> _What to produce_:
Pull out every line below holding the word "value".

> _Excerpts from an interface dataset_:
:::

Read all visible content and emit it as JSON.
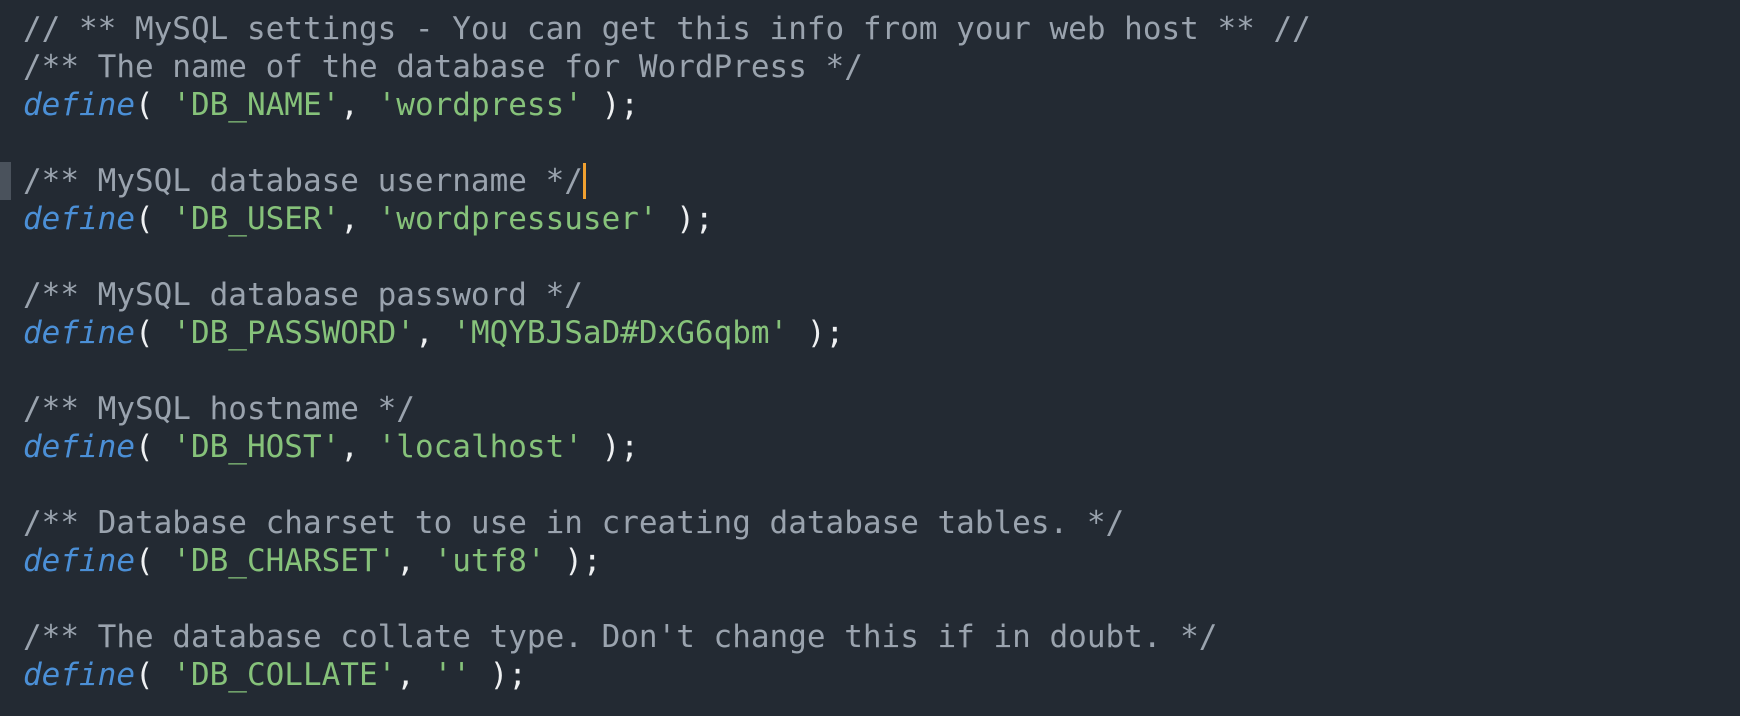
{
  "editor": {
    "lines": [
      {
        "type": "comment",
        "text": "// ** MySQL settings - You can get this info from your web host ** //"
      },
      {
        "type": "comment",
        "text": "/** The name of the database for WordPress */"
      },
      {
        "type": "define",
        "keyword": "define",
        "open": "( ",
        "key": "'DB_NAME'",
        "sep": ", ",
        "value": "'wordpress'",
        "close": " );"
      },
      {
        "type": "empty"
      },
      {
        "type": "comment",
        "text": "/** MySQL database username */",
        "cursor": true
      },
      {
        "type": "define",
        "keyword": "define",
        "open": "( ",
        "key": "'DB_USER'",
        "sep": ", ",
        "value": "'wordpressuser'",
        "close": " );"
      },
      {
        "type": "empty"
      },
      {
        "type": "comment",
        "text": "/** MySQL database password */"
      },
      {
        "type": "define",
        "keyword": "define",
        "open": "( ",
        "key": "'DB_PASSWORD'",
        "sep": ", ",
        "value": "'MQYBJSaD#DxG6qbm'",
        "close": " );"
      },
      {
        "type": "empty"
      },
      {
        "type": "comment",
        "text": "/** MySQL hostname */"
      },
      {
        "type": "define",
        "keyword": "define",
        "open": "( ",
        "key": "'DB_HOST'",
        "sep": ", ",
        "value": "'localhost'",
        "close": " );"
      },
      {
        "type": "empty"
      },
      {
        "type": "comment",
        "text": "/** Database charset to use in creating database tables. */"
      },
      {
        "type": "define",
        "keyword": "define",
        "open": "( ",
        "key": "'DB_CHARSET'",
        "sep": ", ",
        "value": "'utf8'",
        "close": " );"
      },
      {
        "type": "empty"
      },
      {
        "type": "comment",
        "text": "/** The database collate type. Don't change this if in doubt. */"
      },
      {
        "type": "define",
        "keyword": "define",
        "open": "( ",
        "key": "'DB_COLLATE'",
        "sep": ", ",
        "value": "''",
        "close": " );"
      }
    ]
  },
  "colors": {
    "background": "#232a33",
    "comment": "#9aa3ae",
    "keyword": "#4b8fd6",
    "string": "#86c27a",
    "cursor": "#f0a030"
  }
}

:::

> _Solution to the problem_:
        "value": "'wordpress'",
        "value": "'wordpressuser'",
        "value": "'MQYBJSaD#DxG6qbm'",
        "value": "'localhost'",
        "value": "'utf8'",
        "value": "''",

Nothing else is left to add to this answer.